Says New Staffers Are Coming Onboard To Fill Posts
In response to a scathing report issued Tuesday by the National
Air Traffic Controllers Association on the state of what the union
calls a staffing crisis at Southern California control facilities,
the FAA contends controllers are bending the numbers to "make
something appear one way when it is not the case."
As Aero-News reported, NATCA
states Los Angeles International Airport has 35 certified
controllers on staff -- with about 14 of those either eligible to
retire in coming months, or awaiting transfers to other facilities.
The union contends the FAA's restaffing plan will not fill those
voids soon enough... and that staffing levels at LAX could be down
to 27 controllers within a year, potentially impacting safety.
"A number that low would cause massive delays, no matter how

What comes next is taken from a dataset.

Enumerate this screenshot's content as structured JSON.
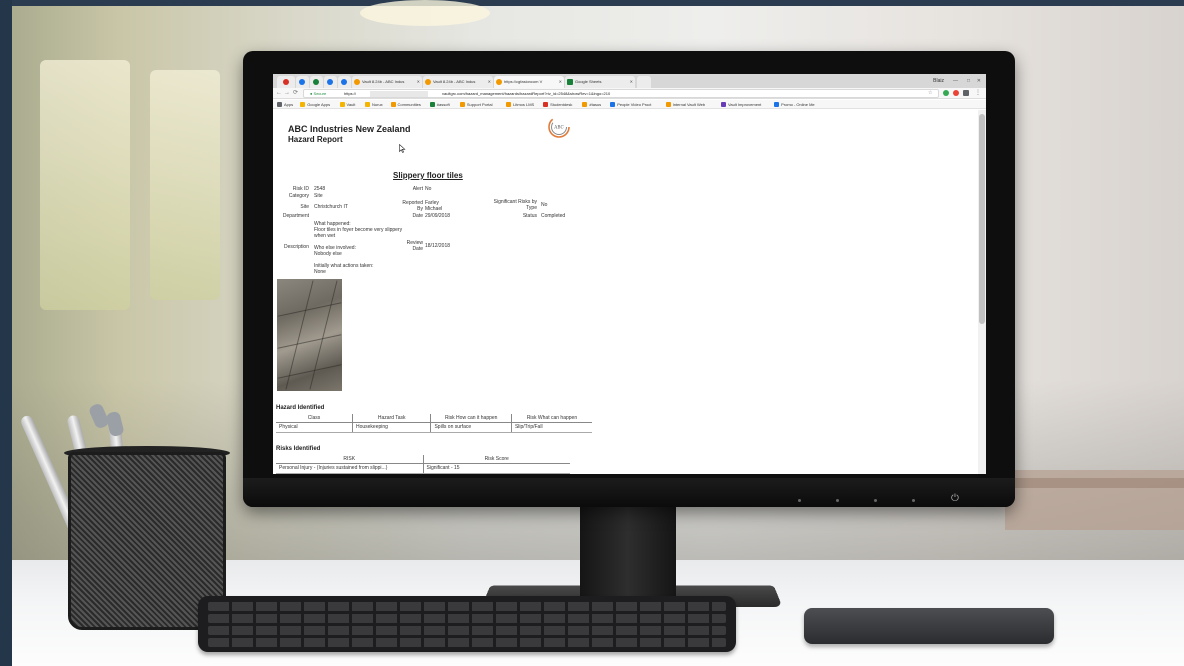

much the FAA forces controllers to work overtime," said Mike Foote,
the LAX facility representative for the National Air Traffic
In response, FAA spokesman Ian Gregor told KNBC-4 the actual
number of controllers at LAX is 39, who are either already
certified or are training after transferring from other facilities.
Gregor further states 10 controllers will come up for retirement
this year -- but historically, the FAA expects only two of those to
"We absolutely are factoring retirements into the equation.
There's no question," he said.
Controllers who have requested transfers out of LAX aren't being
allowed to leave until replacements are online, Gregor added. The
spokesman also disputes NATCA's claims of decreased safety
margins... stating "about 80 percent" of all airport incidents "are
pilot error ... and therefore controller staffing has absolutely
nothing to do with it."
Gregor also took NATCA to task for claiming a staffing shortage
in Long Beach has led to forced overtime, and controllers working
as long as 60 hours per week. The spokesman acknowledged
controllers are having to work overtime, as their facility is one
short of its target staffing range of up to 21 controllers. But the
FAA plans to bring five new hires onboard this fiscal year, Gregor
said, and two "developmental" controllers are already on staff in
Gregor points to NATCA's dissatisfaction with the pay contract
enforced last year for its claims.